As a 14-year-old football player at Sherman High School, Trenell Walker wanted to use his natural athletic ability to help pull his family out of generational poverty. But a single play on an October night in 1995 forced the athlete to change the route to his goal.
To be the only freshman starter in the varsity football game against Wichita Falls Hershey! It made perfect sense. Trenell Walker had natural athletic ability that was groomed and polished for such a night. No longer would his mother have to work two and three jobs to support his brother Artez and him. All he had to do to make it happen was to keep playing football.
That change started on October 20, 1995, when Walker was playing strong safety in the seventh game of the season.
“I blitzed from my strong safety position to stuff a sweep. The running back reversed field as soon as he receives the pitch, trying to avoid a loss. I made a textbook tackle from behind, hitting the running back, wrapping up and driving him toward the ground. Then my teammate comes from the opposite side to assist with the tackle, launching himself at the falling running back. He missed, striking me on the crown of the helmet and crushing the fourth vertebrae in my neck,” Tranell recalls.
“I was paralyzed immediately after the hit. I knew something was wrong but didn't recognize the seriousness of it till later. I thought I broke my back. I told the trainers and my brother this. I found out later it was my neck. While on the field, someone asked, 'Can you squeeze my hand?'
“I responded, 'I can't.'
“I didn't know the person was touching me. I only felt a couple of things: my body curling into a fetal position despite being physically on my left side. I was still in the position that I made the tackle. Another interesting feeling happened after I was rolled on my back. My arms and legs felt like they were pointed toward the sky. It felt weird. The ambulance took me quickly to the local hospital.”
While in ICU, Trenell's heart stopped three times and his lungs collapsed. Survival was far from sure.
But Trenell did survive, and went on to thrive, but it took time.
The same heart that had stopped three times in ICU was now, he said, filled with sadness, despair, and hopelessness. And some anger. The road ahead looked dark and dismal with no hope of his paralysis ever reversing. He was a quadriplegic.
The words “NEVER EVER” would ring in Walker's head for a long time.
“I lost my value as a man, and I felt worthless. I had put a lot of value in my body, and I'm supposed to be able to fix a car or an appliance. The Bible says, 'Love thy neighbor as thyself.' I had people loving me but I couldn't accept it because I didn't love myself.”
His mother Verna encouraged Trenell to pray, but he was too mad at God. His mother's steadfast and loving care revealed the family's mantra: faith, family, and perseverance.
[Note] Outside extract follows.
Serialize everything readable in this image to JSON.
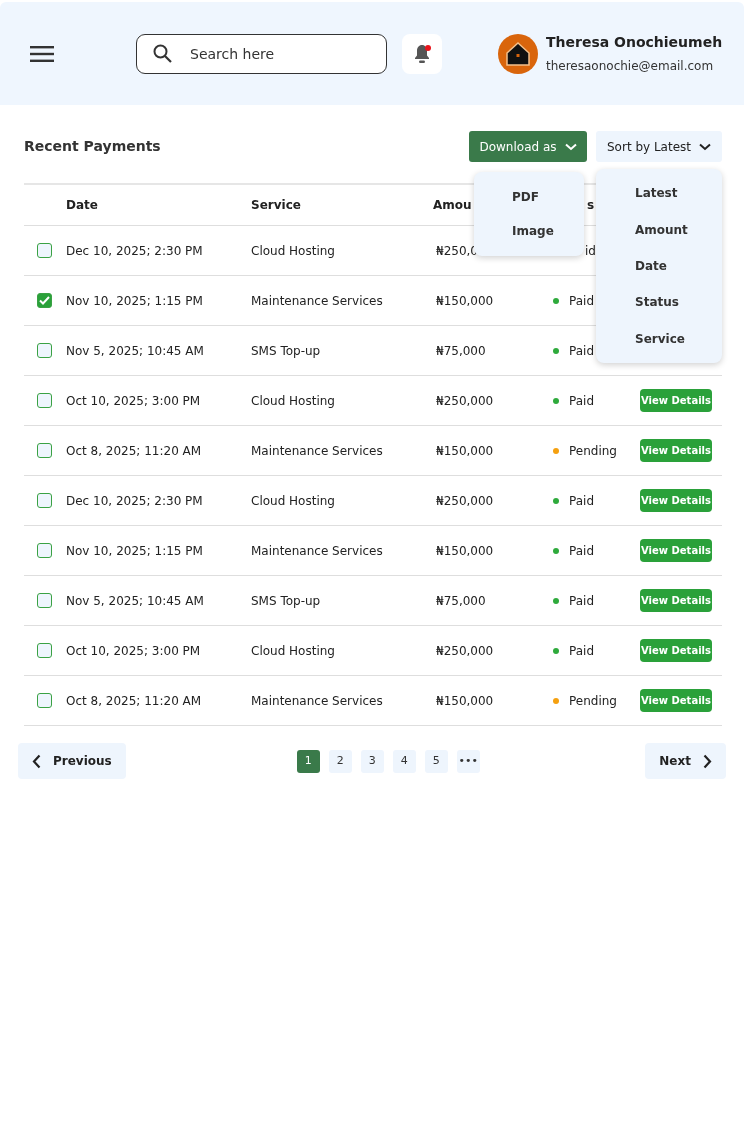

Finally, Trenell got tired of crying himself to sleep each night, so he prayed.
When he did, he felt the Lord saying, “Trenell, you put football before me. With this injury, you will inspire others, that if they put me first and use their mind to the fullest, they can do anything.”
Through tutoring and alternative education, Trenell was able to join his classmates for high school graduation. He crossed the stage in his power wheelchair. With the help of his brother Artez, he was able to attend the University of North Texas and receive a bachelor's degree in rehabilitation. Next, he earned a master's degree, also at UNT, in rehabilitation counseling. Today he is a certified rehabilitation counselor at Angels of Care Pediatric Home Health.
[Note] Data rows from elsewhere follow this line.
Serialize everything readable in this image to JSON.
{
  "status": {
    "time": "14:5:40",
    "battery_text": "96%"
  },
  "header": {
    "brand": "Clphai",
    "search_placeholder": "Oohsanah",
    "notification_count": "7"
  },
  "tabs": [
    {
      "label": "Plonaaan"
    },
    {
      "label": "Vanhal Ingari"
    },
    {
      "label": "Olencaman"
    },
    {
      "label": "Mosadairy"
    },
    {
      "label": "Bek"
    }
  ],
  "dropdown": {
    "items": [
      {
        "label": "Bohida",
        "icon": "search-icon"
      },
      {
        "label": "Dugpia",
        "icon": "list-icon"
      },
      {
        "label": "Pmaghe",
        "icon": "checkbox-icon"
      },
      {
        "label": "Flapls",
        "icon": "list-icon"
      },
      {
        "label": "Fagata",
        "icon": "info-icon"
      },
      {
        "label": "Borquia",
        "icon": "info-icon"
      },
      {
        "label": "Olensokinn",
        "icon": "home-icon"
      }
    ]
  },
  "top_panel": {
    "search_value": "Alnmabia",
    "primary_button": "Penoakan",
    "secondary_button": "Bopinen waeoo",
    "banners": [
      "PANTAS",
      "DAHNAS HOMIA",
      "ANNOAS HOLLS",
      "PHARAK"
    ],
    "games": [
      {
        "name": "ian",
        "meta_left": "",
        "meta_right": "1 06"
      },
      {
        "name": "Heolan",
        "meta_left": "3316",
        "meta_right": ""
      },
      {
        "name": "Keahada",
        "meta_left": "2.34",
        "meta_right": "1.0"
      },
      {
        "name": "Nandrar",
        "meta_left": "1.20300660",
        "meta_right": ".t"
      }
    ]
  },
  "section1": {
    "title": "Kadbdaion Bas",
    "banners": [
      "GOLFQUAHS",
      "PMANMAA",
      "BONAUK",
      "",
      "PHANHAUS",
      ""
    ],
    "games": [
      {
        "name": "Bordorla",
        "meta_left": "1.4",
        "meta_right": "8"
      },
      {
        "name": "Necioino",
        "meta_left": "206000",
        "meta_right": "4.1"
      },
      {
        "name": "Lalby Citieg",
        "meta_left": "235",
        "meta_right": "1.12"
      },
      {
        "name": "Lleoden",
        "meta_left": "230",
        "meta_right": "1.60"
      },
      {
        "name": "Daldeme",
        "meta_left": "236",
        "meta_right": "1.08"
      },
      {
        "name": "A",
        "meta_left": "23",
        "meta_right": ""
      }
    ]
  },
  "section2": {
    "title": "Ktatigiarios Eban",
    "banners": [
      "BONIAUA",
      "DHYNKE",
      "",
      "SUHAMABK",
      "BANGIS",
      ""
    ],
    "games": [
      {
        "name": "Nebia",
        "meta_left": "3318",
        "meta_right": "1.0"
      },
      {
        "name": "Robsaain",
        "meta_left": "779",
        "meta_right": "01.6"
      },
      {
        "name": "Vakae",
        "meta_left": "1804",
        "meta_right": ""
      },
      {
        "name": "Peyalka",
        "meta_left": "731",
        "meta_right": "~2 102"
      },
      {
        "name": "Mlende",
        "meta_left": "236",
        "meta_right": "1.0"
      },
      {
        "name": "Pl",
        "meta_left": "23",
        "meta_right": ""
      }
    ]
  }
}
A voice-activated computer enables Trenell to go online, send emails and text messages, and make calls on his cellphone. Although he is paralyzed from the neck down, he's able to read books, use the mouse on the computer, and point & click with a special wand in his mouth.
Trenell has dreamed of having his story in movies. Although he always wanted to be Zig Ziglar's protégé, he was able to achieve the next best thing through Zig Ziglar's son, Tom. Zig Ziglar was a promonent author and motivational speaker
With the help of Tom Ziglar, John Rouse, and Andy Costa, Trenell is able to tell his story in a documentary called “Walker Beyond Limits.” The 25-minute film can be viewed for free at http://www.walkerbeyondlimits.com.
As Trenell says, “There's no dream without a team,” and quotes Zig Ziglar, “If you find a turtle on the fence post, he didn't get there by himself.”